It's true that a Triple-E Senate will never happen in Canada, because as we saw in the case of the Charlottetown Accord Ontario and Québec will never accept the Equal E unless the Effective E is gutted. Thus at most we can have any two of the three Es but not all three.

At the moment we have only one E: Effective. The Senate has all the powers it needs with one exception. The exception is that the Senate cannot block proposed Constitutional Amendments, only delay them. Unfortunately the Effective E only exists on paper, because the Senators lack the democratic accountability necessary for them to perform their vital Constitutional function of ensuring that proposed legislation is only passed into law if it has broad national acceptance.

The necessity of a Senate which can perform that function comes from the definition of democracy. Democracy is the English form of the Greek word δημοκρατία (dēmokratía) meaning "people rule". Democracy is therefore a system of government in which the people is sovereign and the government derives its authority from the people. Contrary to a widely believed but mistaken idea, people is not the plural of person, the word people means the whole population of a country or other jurisdiction.

In a democracy then, all of us rule together. For this reason, a government where a simple majority can impose its will on the whole population is NOT a democracy. To avoid that we need a Senate where representation is geographically based with effective powers AND the democratic legitimacy to use those powers.

We can have that too. We can amend the Constitution by building on the Senate's current basis of equal representation of four divisions of Canada and providing for Senators to be elected at federal elections, tying the size of the House to the size of the Senate, and adopting the brilliant mechanism the Aussies of have had for over 120 for resolving disagreements between the Houses. Such a mechanism is needed so that the deeply divisive issues at the root of all such disagreements get resolved rather than festering in the body public (as in the US) or being swept under the rug and ignored (as in Canada).

How do I know we can have that you ask? I have written a draft Amendment providing for precisely that structure of the two Houses, in both English and French. And I'm proud to say when one of my francophone friends online reviewed by French text she only suggested some VERY minor alterations and told that my proposal speaks to her.

That told me that my proposal could have a real chance to be accepted. Seven provinces with well over 50% of the population — the number needed to ratify an Amendment under the General formula — would gain greater Senate representation in both number and percentage of Senate seats under my proposal. That alone might be enough for them to want it.

Expand full comment

I haven't read this article but I did watch the video and I don't see how this will happen without a Constitutional Convention being organized. The people in power at all levels of government are happy with they system as it is because it works for them. They designed it, populated it and operate it.

As I see it the Parliamentary system isn't democratic but is inherently autocratic and is just one step away from being a monarchy. I'm not saying the U.S. system is better, although I do think it is better on paper.

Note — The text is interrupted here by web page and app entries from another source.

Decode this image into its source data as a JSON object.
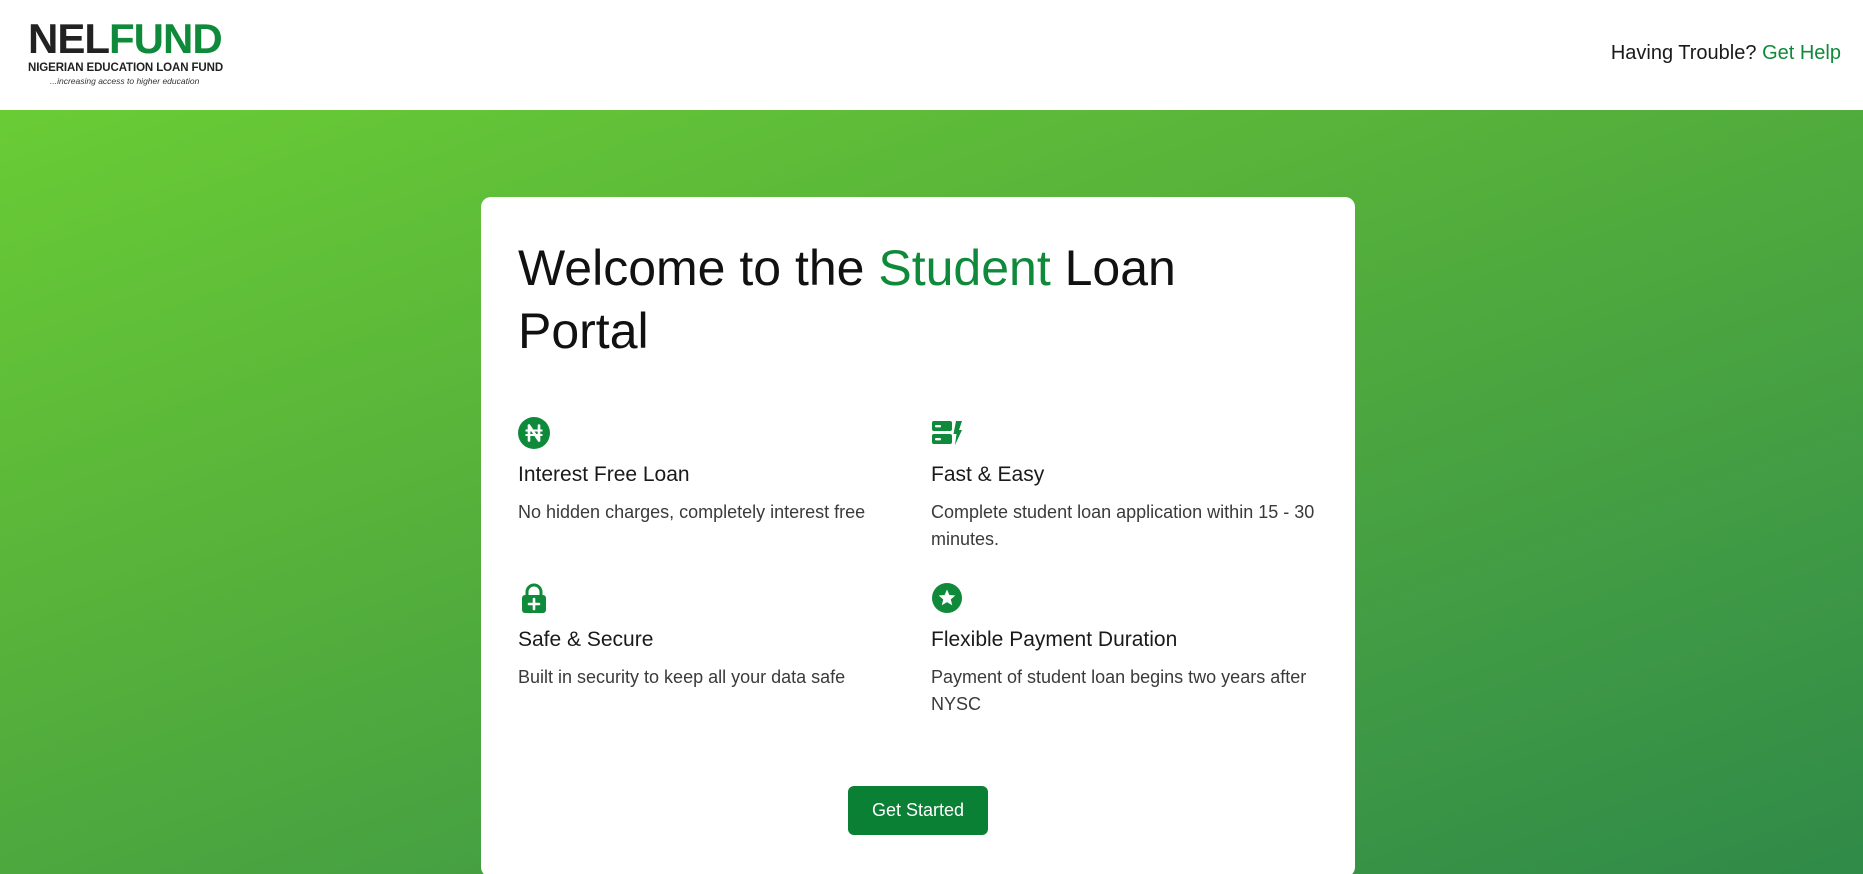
{
  "header": {
    "logo": {
      "part1": "NEL",
      "part2": "FUND",
      "subtitle": "NIGERIAN EDUCATION LOAN FUND",
      "tagline": "...increasing access to higher education"
    },
    "help_question": "Having Trouble?",
    "help_link": "Get Help"
  },
  "hero": {
    "title_before": "Welcome to the ",
    "title_accent": "Student",
    "title_after": " Loan Portal",
    "features": [
      {
        "icon": "naira-circle-icon",
        "title": "Interest Free Loan",
        "description": "No hidden charges, completely interest free"
      },
      {
        "icon": "fast-server-icon",
        "title": "Fast & Easy",
        "description": "Complete student loan application within 15 - 30 minutes."
      },
      {
        "icon": "lock-plus-icon",
        "title": "Safe & Secure",
        "description": "Built in security to keep all your data safe"
      },
      {
        "icon": "star-circle-icon",
        "title": "Flexible Payment Duration",
        "description": "Payment of student loan begins two years after NYSC"
      }
    ],
    "cta_label": "Get Started"
  },
  "colors": {
    "brand_green": "#0f8a3a",
    "button_green": "#0a8034",
    "gradient_start": "#6acc35",
    "gradient_end": "#308a48"
  }
}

The U.S. republic has in many ways also become a Parliamentary system in that the separation of powers has been lost. The 2 chamber of Congress now operate like a Parliament where both parties demand party loyalty. Working with a member of the other party isn't allowed today as it was when I was growing up. And we now have an unelected Technocracy that funds, employs and buys off our politicians.

We need an Elected, Effective and Equal Senate but that won't happen because the biggest provinces like their over representation in both the House of Commons and the Senate. The media is also not going to be on board with Canada having too much Democracy as they will see it. They also benefit from the present system.

Salim would really need to tear the whole system down and start all over again. COVID has taught us many ugly truths about our government and leaders. COVID was over 2 years of population control using behaviorism and it worked. I don't think that the Liberals, Conservatives and NDP are going to unlearn just how far they can push us without any opposition. We are a police state.

Expand full comment

A tour de force analysis of how the Canadian Charter can be abused by parliaments and courts to treat criminals and friends on the correct side of their preferred narratives as sovereigns even as truckers are ridiculed and jailed for demanding the same status. The patriation of the Charter in 1982 may have missed an opportunity to resolve the "sovereignty" issue but it did create an expectation in "Charter Canadians" the "we the people" is a real thing.

Expand full comment